“Robert Schwensen!” I cried out. “Oh my God! I’ve got to call my cousin Freddy.”
Freddy immediately got in touch with the Defense Department and learned that Henry’s skeletal remains had also been found, in the pilot’s seat on the left side of the transport plane’s cockpit. His dog-tags were still around his bones, with his belt, his knife, his eyeglass frames, and his lucky silver dollar lying nearby. In addition to Robert Schwensen, whose body was on the right side of the cockpit, the bones of the other three airmen were intermingled in the back compartment of the plane. The government had been unable to locate any of the missing boys’ families, and it was only when news of the plane’s discovery appeared in a newspaper that a Schwensen relative living in California called for more information.
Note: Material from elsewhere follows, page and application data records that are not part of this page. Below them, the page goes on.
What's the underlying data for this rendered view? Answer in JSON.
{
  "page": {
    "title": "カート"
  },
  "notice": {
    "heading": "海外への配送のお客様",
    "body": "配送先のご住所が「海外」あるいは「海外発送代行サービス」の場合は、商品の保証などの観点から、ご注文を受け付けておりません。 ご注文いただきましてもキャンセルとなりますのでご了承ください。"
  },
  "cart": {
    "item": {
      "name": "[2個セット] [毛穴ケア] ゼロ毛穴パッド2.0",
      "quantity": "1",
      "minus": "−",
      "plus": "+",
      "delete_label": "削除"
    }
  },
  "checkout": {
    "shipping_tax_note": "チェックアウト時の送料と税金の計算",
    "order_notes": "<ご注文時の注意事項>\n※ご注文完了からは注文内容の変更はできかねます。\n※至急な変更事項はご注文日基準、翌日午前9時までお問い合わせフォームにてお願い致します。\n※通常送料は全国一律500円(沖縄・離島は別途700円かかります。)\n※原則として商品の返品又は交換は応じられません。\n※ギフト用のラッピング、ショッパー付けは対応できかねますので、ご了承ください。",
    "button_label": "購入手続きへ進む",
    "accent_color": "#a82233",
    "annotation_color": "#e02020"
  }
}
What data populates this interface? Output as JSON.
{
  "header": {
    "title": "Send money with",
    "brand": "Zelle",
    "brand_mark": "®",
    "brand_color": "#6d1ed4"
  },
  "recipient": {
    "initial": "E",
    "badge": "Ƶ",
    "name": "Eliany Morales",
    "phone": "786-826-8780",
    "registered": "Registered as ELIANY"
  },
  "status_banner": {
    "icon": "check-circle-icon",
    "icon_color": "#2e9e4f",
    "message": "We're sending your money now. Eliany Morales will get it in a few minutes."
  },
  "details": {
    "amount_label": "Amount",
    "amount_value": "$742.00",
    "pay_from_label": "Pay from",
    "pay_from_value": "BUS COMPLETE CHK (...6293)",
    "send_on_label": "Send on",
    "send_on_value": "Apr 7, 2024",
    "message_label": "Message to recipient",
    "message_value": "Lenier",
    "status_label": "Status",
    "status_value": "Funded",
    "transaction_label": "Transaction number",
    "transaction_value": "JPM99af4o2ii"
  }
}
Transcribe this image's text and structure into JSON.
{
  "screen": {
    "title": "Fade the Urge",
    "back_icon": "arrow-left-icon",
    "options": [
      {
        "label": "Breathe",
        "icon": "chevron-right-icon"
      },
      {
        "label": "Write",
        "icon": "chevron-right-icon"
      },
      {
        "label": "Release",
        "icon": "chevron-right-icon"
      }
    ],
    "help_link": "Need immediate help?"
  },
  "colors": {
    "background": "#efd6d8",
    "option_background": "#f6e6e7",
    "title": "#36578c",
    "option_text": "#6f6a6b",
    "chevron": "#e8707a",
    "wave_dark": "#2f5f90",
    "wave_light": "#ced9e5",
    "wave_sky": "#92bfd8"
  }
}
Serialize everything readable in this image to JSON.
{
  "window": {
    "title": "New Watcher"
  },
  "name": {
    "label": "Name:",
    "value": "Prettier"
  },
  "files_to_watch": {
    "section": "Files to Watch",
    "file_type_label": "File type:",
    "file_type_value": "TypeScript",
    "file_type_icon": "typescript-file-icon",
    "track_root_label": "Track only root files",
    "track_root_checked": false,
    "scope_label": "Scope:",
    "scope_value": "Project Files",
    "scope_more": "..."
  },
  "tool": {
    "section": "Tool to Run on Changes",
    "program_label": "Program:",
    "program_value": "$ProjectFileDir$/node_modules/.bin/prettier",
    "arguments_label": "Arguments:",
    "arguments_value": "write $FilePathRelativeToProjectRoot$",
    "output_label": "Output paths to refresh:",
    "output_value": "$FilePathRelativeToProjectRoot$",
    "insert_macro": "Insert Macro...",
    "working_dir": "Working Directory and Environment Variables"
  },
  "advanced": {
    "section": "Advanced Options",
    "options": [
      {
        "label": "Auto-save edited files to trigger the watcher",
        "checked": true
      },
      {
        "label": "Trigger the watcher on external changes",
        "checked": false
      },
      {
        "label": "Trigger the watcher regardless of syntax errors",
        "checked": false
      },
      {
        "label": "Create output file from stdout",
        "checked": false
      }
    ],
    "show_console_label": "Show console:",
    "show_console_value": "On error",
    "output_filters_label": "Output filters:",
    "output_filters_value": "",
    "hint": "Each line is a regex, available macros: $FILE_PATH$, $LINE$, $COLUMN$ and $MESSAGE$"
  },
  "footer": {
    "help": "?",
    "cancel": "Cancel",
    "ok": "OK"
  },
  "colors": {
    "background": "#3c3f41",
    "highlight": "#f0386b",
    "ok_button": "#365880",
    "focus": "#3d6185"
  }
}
Finally the family had been able to claim the body of their boy.
Freddy called me back the next day—hardly able to suppress the tears in his voice—to report that Henry would now be buried, with full military honors, in Arlington National Cemetery. The government was sending him Henry’s lucky silver dollar and the few other personal effects that had survived the ravages of the years. Freddy said he was glad his mother had not lived to hear the news. “To know that they found my brother would have killed her.”
After much searching through the phone book and many fruitless calls, I managed to find the address of E.W “Swede” Schwensen, Robert’s brother, and sent him the news that we, too, had discovered our boy’s remains. He wrote me back at once:
We just returned this week from Ft. Leavenworth National Cemetery where Lt. Robert H. Schwensen was buried six plots from his older brother, Capt. Justus Schwensen, a B-24 pilot killed over Hamburg, Germany. Our family also lost a third brother, Lt. Richard Schwensen (Infantry) killed at Remagen Bridge in Germany and is buried in the American Cemetery in Luxembourg. Mother and Dad are deceased, but my younger brother and myself attended Robert’s funeral. . . . It’s nice to have all this behind us now so that we can go on with our lives.
A three-star family, I thought to myself. How did they bear it?
I did not go to Henry’s funeral, but one day when my grown daughters were in the garage looking through some of their old childhood toys, they unearthed a box of gold paper stars. I took one of them and pressed it in the corner of my bedroom window—my small salute to Henry, the most beautiful soldier I had ever known.